Citation: Zhang H, Dong Z, Cai S and Zhao J (2022) Distinguishing the Roles of the Dorsomedial Prefrontal Cortex and Right Temporoparietal Junction in Altruism in Situations of Inequality: A Transcranial Direct Current Stimulation Study. Front. Hum. Neurosci. 16:821360. doi: 10.3389/fnhum.2022.821360
Received: 24 November 2021; Accepted: 23 February 2022;
Published: 23 March 2022.
Edited by:Matteo Candidi, Sapienza University of Rome, Italy
Reviewed by:Andrew Kenneth Martin, The University of Queensland, Australia
Maximilian Achim Friehs, University College Dublin, Ireland
Copyright © 2022 Zhang, Dong, Cai and Zhao. This is an open-access article distributed under the terms of the Creative Commons Attribution License (CC BY). The use, distribution or reproduction in other forums is permitted, provided the original author(s) and the copyright owner(s) are credited and that the original publication in this journal is cited, in accordance with accepted academic practice. No use, distribution or reproduction is permitted which does not comply with these terms.
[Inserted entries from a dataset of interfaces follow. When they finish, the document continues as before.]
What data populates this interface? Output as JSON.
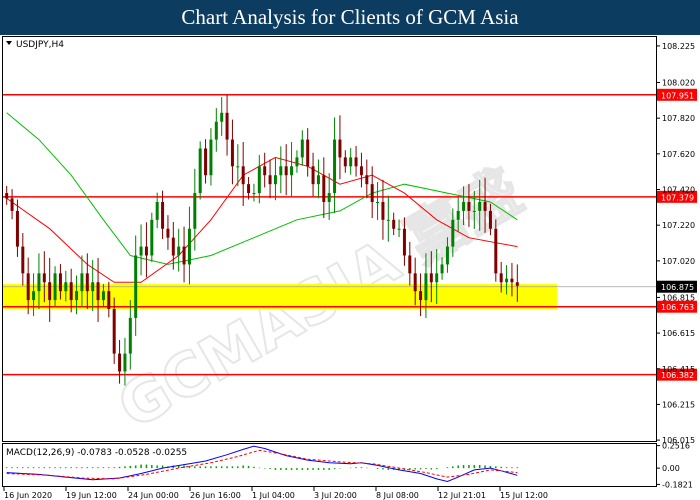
{
  "header": {
    "title": "Chart Analysis for Clients of GCM Asia"
  },
  "colors": {
    "bull": "#008000",
    "bear": "#800000",
    "level_line": "#ff0000",
    "zone": "#ffff00",
    "ma_fast": "#ff0000",
    "ma_slow": "#00c000",
    "macd_line": "#0000ff",
    "signal_line": "#ff0000",
    "histogram": "#00a000",
    "price_tag": "#ff0000",
    "current_tag": "#000000"
  },
  "chart_data": [
    {
      "type": "candlestick",
      "symbol_label": "USDJPY,H4",
      "ylim": [
        106.01,
        108.275
      ],
      "y_ticks": [
        "108.225",
        "108.020",
        "107.820",
        "107.620",
        "107.420",
        "107.220",
        "107.020",
        "106.815",
        "106.615",
        "106.415",
        "106.215",
        "106.015"
      ],
      "x_ticks": [
        "16 Jun 2020",
        "19 Jun 12:00",
        "24 Jun 00:00",
        "26 Jun 16:00",
        "1 Jul 04:00",
        "3 Jul 20:00",
        "8 Jul 08:00",
        "12 Jul 21:01",
        "15 Jul 12:00"
      ],
      "levels": [
        {
          "price": 107.951,
          "label": "107.951"
        },
        {
          "price": 107.379,
          "label": "107.379"
        },
        {
          "price": 106.763,
          "label": "106.763"
        },
        {
          "price": 106.382,
          "label": "106.382"
        }
      ],
      "zone": [
        106.75,
        106.89
      ],
      "current_price": {
        "price": 106.875,
        "label": "106.875"
      },
      "closes": [
        107.37,
        107.3,
        107.1,
        106.95,
        106.8,
        106.85,
        106.95,
        106.9,
        106.8,
        106.95,
        106.85,
        106.9,
        106.8,
        106.85,
        106.95,
        106.85,
        106.9,
        106.8,
        106.85,
        106.75,
        106.5,
        106.4,
        106.5,
        106.7,
        107.05,
        107.1,
        107.05,
        107.25,
        107.35,
        107.2,
        107.15,
        107.05,
        107.1,
        107.0,
        107.2,
        107.4,
        107.65,
        107.5,
        107.7,
        107.8,
        107.85,
        107.7,
        107.55,
        107.55,
        107.45,
        107.4,
        107.4,
        107.55,
        107.5,
        107.45,
        107.5,
        107.55,
        107.5,
        107.55,
        107.6,
        107.7,
        107.55,
        107.45,
        107.5,
        107.35,
        107.4,
        107.7,
        107.6,
        107.55,
        107.6,
        107.55,
        107.5,
        107.45,
        107.35,
        107.35,
        107.25,
        107.25,
        107.2,
        107.2,
        107.05,
        106.95,
        106.85,
        106.8,
        106.95,
        106.9,
        106.95,
        107.0,
        107.1,
        107.25,
        107.3,
        107.35,
        107.3,
        107.3,
        107.35,
        107.3,
        107.2,
        106.95,
        106.9,
        106.92,
        106.9,
        106.88
      ],
      "ma_fast": [
        {
          "i": 0,
          "v": 107.37
        },
        {
          "i": 8,
          "v": 107.2
        },
        {
          "i": 15,
          "v": 107.0
        },
        {
          "i": 20,
          "v": 106.9
        },
        {
          "i": 25,
          "v": 106.9
        },
        {
          "i": 32,
          "v": 107.05
        },
        {
          "i": 38,
          "v": 107.25
        },
        {
          "i": 44,
          "v": 107.5
        },
        {
          "i": 50,
          "v": 107.6
        },
        {
          "i": 56,
          "v": 107.55
        },
        {
          "i": 62,
          "v": 107.45
        },
        {
          "i": 68,
          "v": 107.5
        },
        {
          "i": 74,
          "v": 107.4
        },
        {
          "i": 80,
          "v": 107.25
        },
        {
          "i": 86,
          "v": 107.15
        },
        {
          "i": 95,
          "v": 107.1
        }
      ],
      "ma_slow": [
        {
          "i": 0,
          "v": 107.85
        },
        {
          "i": 6,
          "v": 107.7
        },
        {
          "i": 12,
          "v": 107.5
        },
        {
          "i": 18,
          "v": 107.25
        },
        {
          "i": 23,
          "v": 107.05
        },
        {
          "i": 30,
          "v": 107.0
        },
        {
          "i": 38,
          "v": 107.05
        },
        {
          "i": 46,
          "v": 107.15
        },
        {
          "i": 54,
          "v": 107.25
        },
        {
          "i": 62,
          "v": 107.3
        },
        {
          "i": 68,
          "v": 107.4
        },
        {
          "i": 74,
          "v": 107.45
        },
        {
          "i": 82,
          "v": 107.4
        },
        {
          "i": 90,
          "v": 107.35
        },
        {
          "i": 95,
          "v": 107.25
        }
      ]
    },
    {
      "type": "macd",
      "label": "MACD(12,26,9) -0.0783 -0.0528 -0.0255",
      "ylim": [
        -0.2,
        0.27
      ],
      "y_ticks": [
        "0.2516",
        "0.00",
        "-0.1821"
      ],
      "macd": [
        {
          "i": 0,
          "v": -0.05
        },
        {
          "i": 6,
          "v": -0.07
        },
        {
          "i": 11,
          "v": -0.1
        },
        {
          "i": 16,
          "v": -0.13
        },
        {
          "i": 21,
          "v": -0.11
        },
        {
          "i": 25,
          "v": -0.06
        },
        {
          "i": 29,
          "v": 0.0
        },
        {
          "i": 34,
          "v": 0.05
        },
        {
          "i": 37,
          "v": 0.08
        },
        {
          "i": 41,
          "v": 0.15
        },
        {
          "i": 44,
          "v": 0.21
        },
        {
          "i": 46,
          "v": 0.245
        },
        {
          "i": 48,
          "v": 0.22
        },
        {
          "i": 52,
          "v": 0.14
        },
        {
          "i": 56,
          "v": 0.09
        },
        {
          "i": 60,
          "v": 0.06
        },
        {
          "i": 64,
          "v": 0.05
        },
        {
          "i": 66,
          "v": 0.06
        },
        {
          "i": 69,
          "v": 0.03
        },
        {
          "i": 73,
          "v": -0.02
        },
        {
          "i": 77,
          "v": -0.06
        },
        {
          "i": 80,
          "v": -0.12
        },
        {
          "i": 82,
          "v": -0.15
        },
        {
          "i": 84,
          "v": -0.1
        },
        {
          "i": 87,
          "v": -0.02
        },
        {
          "i": 90,
          "v": 0.0
        },
        {
          "i": 92,
          "v": -0.03
        },
        {
          "i": 95,
          "v": -0.08
        }
      ],
      "signal": [
        {
          "i": 0,
          "v": -0.06
        },
        {
          "i": 8,
          "v": -0.08
        },
        {
          "i": 14,
          "v": -0.11
        },
        {
          "i": 20,
          "v": -0.12
        },
        {
          "i": 26,
          "v": -0.07
        },
        {
          "i": 32,
          "v": 0.0
        },
        {
          "i": 38,
          "v": 0.06
        },
        {
          "i": 43,
          "v": 0.13
        },
        {
          "i": 47,
          "v": 0.2
        },
        {
          "i": 51,
          "v": 0.16
        },
        {
          "i": 56,
          "v": 0.1
        },
        {
          "i": 62,
          "v": 0.07
        },
        {
          "i": 68,
          "v": 0.05
        },
        {
          "i": 73,
          "v": 0.0
        },
        {
          "i": 78,
          "v": -0.05
        },
        {
          "i": 82,
          "v": -0.1
        },
        {
          "i": 86,
          "v": -0.07
        },
        {
          "i": 90,
          "v": -0.02
        },
        {
          "i": 95,
          "v": -0.05
        }
      ],
      "histogram": [
        0.01,
        0.01,
        0.01,
        0.01,
        0.01,
        0.01,
        0.01,
        0.01,
        0.01,
        0.01,
        0.01,
        0.01,
        0.01,
        0.01,
        0.01,
        0.01,
        0.01,
        0.01,
        0.01,
        0.01,
        0.01,
        0.015,
        0.02,
        0.025,
        0.03,
        0.04,
        0.04,
        0.035,
        0.03,
        0.03,
        0.02,
        0.03,
        0.03,
        0.03,
        0.025,
        0.02,
        0.02,
        0.02,
        0.02,
        0.02,
        0.02,
        0.02,
        0.02,
        0.02,
        0.03,
        0.025,
        0.015,
        0.005,
        -0.005,
        -0.01,
        -0.02,
        -0.02,
        -0.02,
        -0.02,
        -0.02,
        -0.02,
        -0.02,
        -0.02,
        -0.02,
        -0.02,
        -0.02,
        -0.01,
        -0.005,
        0.0,
        0.005,
        0.01,
        0.01,
        0.005,
        0.0,
        -0.01,
        -0.015,
        -0.02,
        -0.02,
        -0.025,
        -0.02,
        -0.02,
        -0.015,
        -0.015,
        -0.01,
        -0.015,
        -0.01,
        0.0,
        0.01,
        0.02,
        0.03,
        0.035,
        0.035,
        0.035,
        0.035,
        0.03,
        0.025,
        0.02,
        0.015,
        0.01,
        0.01,
        0.01
      ]
    }
  ]
}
*Correspondence: Jun Zhao, firstname.lastname@example.org